--- Input data Enclosed Below ---
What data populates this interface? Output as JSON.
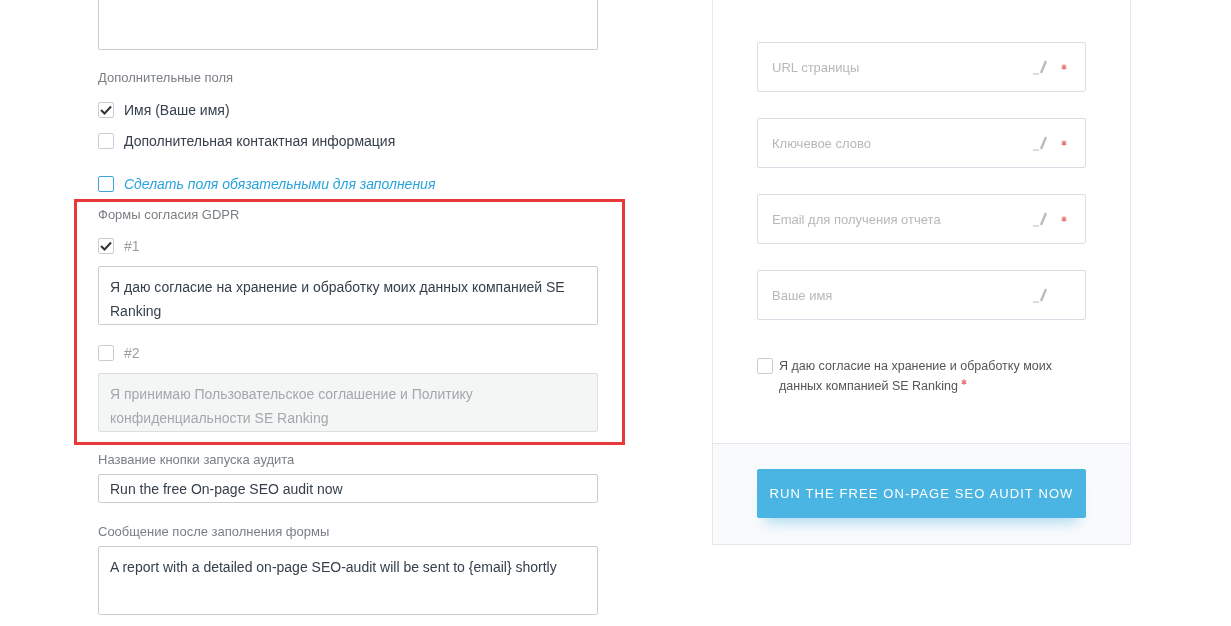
{
  "settings": {
    "additional_fields": {
      "title": "Дополнительные поля",
      "options": [
        {
          "label": "Имя (Ваше имя)",
          "checked": true
        },
        {
          "label": "Дополнительная контактная информация",
          "checked": false
        }
      ]
    },
    "required_toggle": {
      "label": "Сделать поля обязательными для заполнения",
      "checked": false
    },
    "gdpr": {
      "title": "Формы согласия GDPR",
      "highlighted": true,
      "forms": [
        {
          "label": "#1",
          "checked": true,
          "disabled": false,
          "text": "Я даю согласие на хранение и обработку моих данных компанией SE Ranking"
        },
        {
          "label": "#2",
          "checked": false,
          "disabled": true,
          "text": "Я принимаю Пользовательское соглашение и Политику конфиденциальности SE Ranking"
        }
      ]
    },
    "button_name": {
      "label": "Название кнопки запуска аудита",
      "value": "Run the free On-page SEO audit now"
    },
    "message": {
      "label": "Сообщение после заполнения формы",
      "value": "A report with a detailed on-page SEO-audit will be sent to {email} shortly"
    }
  },
  "preview": {
    "fields": [
      {
        "placeholder": "URL страницы",
        "required": true
      },
      {
        "placeholder": "Ключевое слово",
        "required": true
      },
      {
        "placeholder": "Email для получения отчета",
        "required": true
      },
      {
        "placeholder": "Ваше имя",
        "required": false
      }
    ],
    "consent": {
      "text": "Я даю согласие на хранение и обработку моих данных компанией SE Ranking",
      "checked": false,
      "required": true
    },
    "submit": {
      "label": "RUN THE FREE ON-PAGE SEO AUDIT NOW"
    }
  }
}
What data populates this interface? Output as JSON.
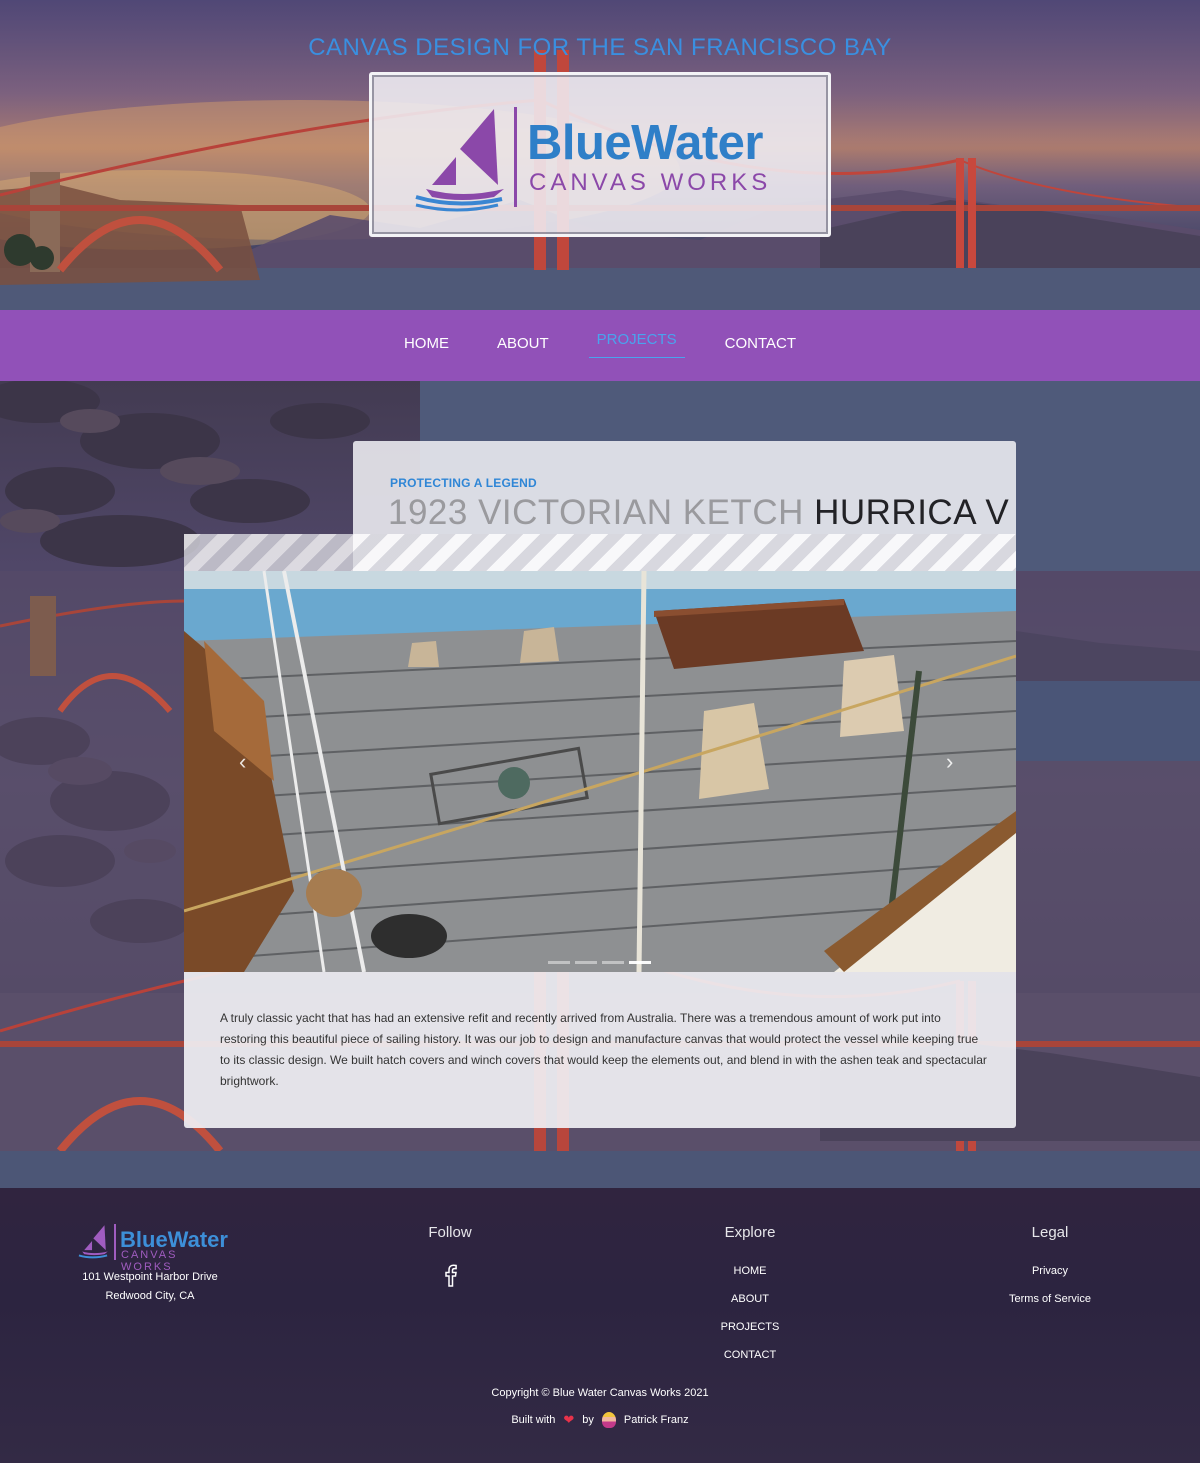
{
  "hero": {
    "tagline": "CANVAS DESIGN FOR THE SAN FRANCISCO BAY",
    "logo_main": "BlueWater",
    "logo_sub": "CANVAS WORKS"
  },
  "nav": {
    "items": [
      {
        "label": "HOME",
        "active": false
      },
      {
        "label": "ABOUT",
        "active": false
      },
      {
        "label": "PROJECTS",
        "active": true
      },
      {
        "label": "CONTACT",
        "active": false
      }
    ]
  },
  "project": {
    "kicker": "PROTECTING A LEGEND",
    "headline_light": "1923 VICTORIAN KETCH",
    "headline_dark": "HURRICA V",
    "description": "A truly classic yacht that has had an extensive refit and recently arrived from Australia. There was a tremendous amount of work put into restoring this beautiful piece of sailing history. It was our job to design and manufacture canvas that would protect the vessel while keeping true to its classic design. We built hatch covers and winch covers that would keep the elements out, and blend in with the ashen teak and spectacular brightwork.",
    "carousel": {
      "prev_icon": "chevron-left-icon",
      "next_icon": "chevron-right-icon",
      "slide_count": 4,
      "active_slide": 4
    }
  },
  "footer": {
    "logo_main": "BlueWater",
    "logo_sub": "CANVAS WORKS",
    "address_line1": "101 Westpoint Harbor Drive",
    "address_line2": "Redwood City, CA",
    "follow_title": "Follow",
    "follow_icon": "facebook-icon",
    "explore_title": "Explore",
    "explore_links": [
      "HOME",
      "ABOUT",
      "PROJECTS",
      "CONTACT"
    ],
    "legal_title": "Legal",
    "legal_links": [
      "Privacy",
      "Terms of Service"
    ],
    "copyright": "Copyright © Blue Water Canvas Works 2021",
    "built_with": "Built with",
    "by": "by",
    "author": "Patrick Franz"
  },
  "colors": {
    "nav_bg": "#9151b8",
    "accent_blue": "#2f86d6",
    "brand_purple": "#8b48a9"
  }
}
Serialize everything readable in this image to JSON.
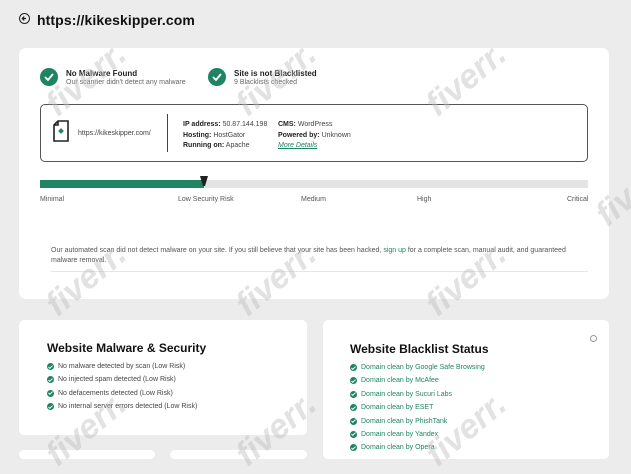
{
  "header": {
    "title": "https://kikeskipper.com"
  },
  "summary": {
    "malware": {
      "title": "No Malware Found",
      "subtitle": "Our scanner didn't detect any malware"
    },
    "blacklist": {
      "title": "Site is not Blacklisted",
      "subtitle": "9 Blacklists checked"
    }
  },
  "site_info": {
    "url": "https://kikeskipper.com/",
    "ip_label": "IP address:",
    "ip_value": "50.87.144.198",
    "hosting_label": "Hosting:",
    "hosting_value": "HostGator",
    "running_label": "Running on:",
    "running_value": "Apache",
    "cms_label": "CMS:",
    "cms_value": "WordPress",
    "powered_label": "Powered by:",
    "powered_value": "Unknown",
    "more_details": "More Details"
  },
  "risk": {
    "level_fraction": 0.3,
    "labels": [
      "Minimal",
      "Low Security Risk",
      "Medium",
      "High",
      "Critical"
    ],
    "color": "#1e8463"
  },
  "notice": {
    "text_before": "Our automated scan did not detect malware on your site. If you still believe that your site has been hacked,",
    "link": "sign up",
    "text_after": "for a complete scan, manual audit, and guaranteed malware removal."
  },
  "malware_card": {
    "title": "Website Malware & Security",
    "items": [
      "No malware detected by scan (Low Risk)",
      "No injected spam detected (Low Risk)",
      "No defacements detected (Low Risk)",
      "No internal server errors detected (Low Risk)"
    ]
  },
  "blacklist_card": {
    "title": "Website Blacklist Status",
    "items": [
      "Domain clean by Google Safe Browsing",
      "Domain clean by McAfee",
      "Domain clean by Sucuri Labs",
      "Domain clean by ESET",
      "Domain clean by PhishTank",
      "Domain clean by Yandex",
      "Domain clean by Opera"
    ]
  },
  "watermark": "fiverr."
}
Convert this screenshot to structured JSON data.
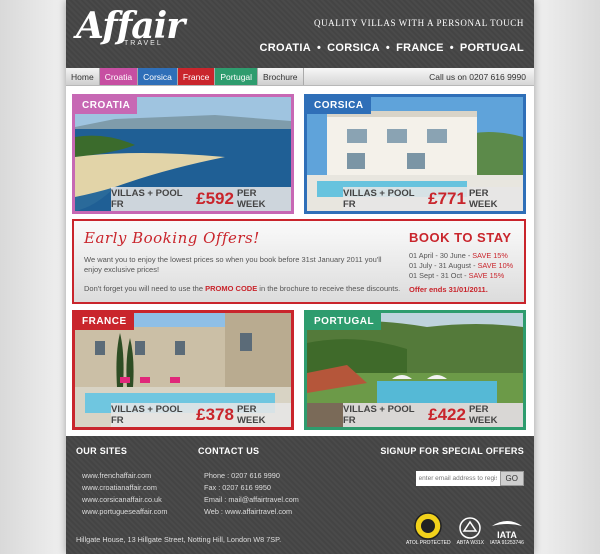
{
  "header": {
    "logo_text": "Affair",
    "logo_sub": "TRAVEL",
    "tagline": "QUALITY VILLAS WITH A PERSONAL TOUCH",
    "destinations": [
      "CROATIA",
      "CORSICA",
      "FRANCE",
      "PORTUGAL"
    ]
  },
  "nav": {
    "items": [
      "Home",
      "Croatia",
      "Corsica",
      "France",
      "Portugal",
      "Brochure"
    ],
    "phone": "Call us on 0207 616 9990"
  },
  "tiles": {
    "croatia": {
      "label": "CROATIA",
      "prefix": "VILLAS + POOL FR",
      "price": "£592",
      "suffix": "PER WEEK"
    },
    "corsica": {
      "label": "CORSICA",
      "prefix": "VILLAS + POOL FR",
      "price": "£771",
      "suffix": "PER WEEK"
    },
    "france": {
      "label": "FRANCE",
      "prefix": "VILLAS + POOL FR",
      "price": "£378",
      "suffix": "PER WEEK"
    },
    "portugal": {
      "label": "PORTUGAL",
      "prefix": "VILLAS + POOL FR",
      "price": "£422",
      "suffix": "PER WEEK"
    }
  },
  "offers": {
    "title": "Early Booking Offers!",
    "text1": "We want you to enjoy the lowest prices so when you book before 31st January 2011 you'll enjoy exclusive prices!",
    "text2_pre": "Don't forget you will need to use the",
    "promo": "PROMO CODE",
    "text2_post": "in the brochure to receive these discounts.",
    "book_title": "BOOK TO STAY",
    "lines": [
      {
        "dates": "01 April - 30 June -",
        "save": "SAVE 15%"
      },
      {
        "dates": "01 July - 31 August -",
        "save": "SAVE 10%"
      },
      {
        "dates": "01 Sept - 31 Oct -",
        "save": "SAVE 15%"
      }
    ],
    "offer_ends": "Offer ends 31/01/2011."
  },
  "footer": {
    "sites_heading": "OUR SITES",
    "sites": [
      "www.frenchaffair.com",
      "www.croatianaffair.com",
      "www.corsicanaffair.co.uk",
      "www.portugueseaffair.com"
    ],
    "contact_heading": "CONTACT US",
    "contact": [
      "Phone : 0207 616 9990",
      "Fax : 0207 616 9950",
      "Email : mail@affairtravel.com",
      "Web : www.affairtravel.com"
    ],
    "signup_heading": "SIGNUP FOR SPECIAL OFFERS",
    "email_placeholder": "enter email address to register",
    "go_label": "GO",
    "address": "Hillgate House, 13 Hillgate Street, Notting Hill, London W8 7SP.",
    "badges": [
      "ATOL PROTECTED",
      "ABTA W31X",
      "IATA 91253746"
    ]
  },
  "colors": {
    "croatia": "#c768b4",
    "corsica": "#2f6fb8",
    "france": "#c9252c",
    "portugal": "#2e9c6e"
  }
}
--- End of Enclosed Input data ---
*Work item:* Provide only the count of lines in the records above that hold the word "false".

*Result for this task:* 9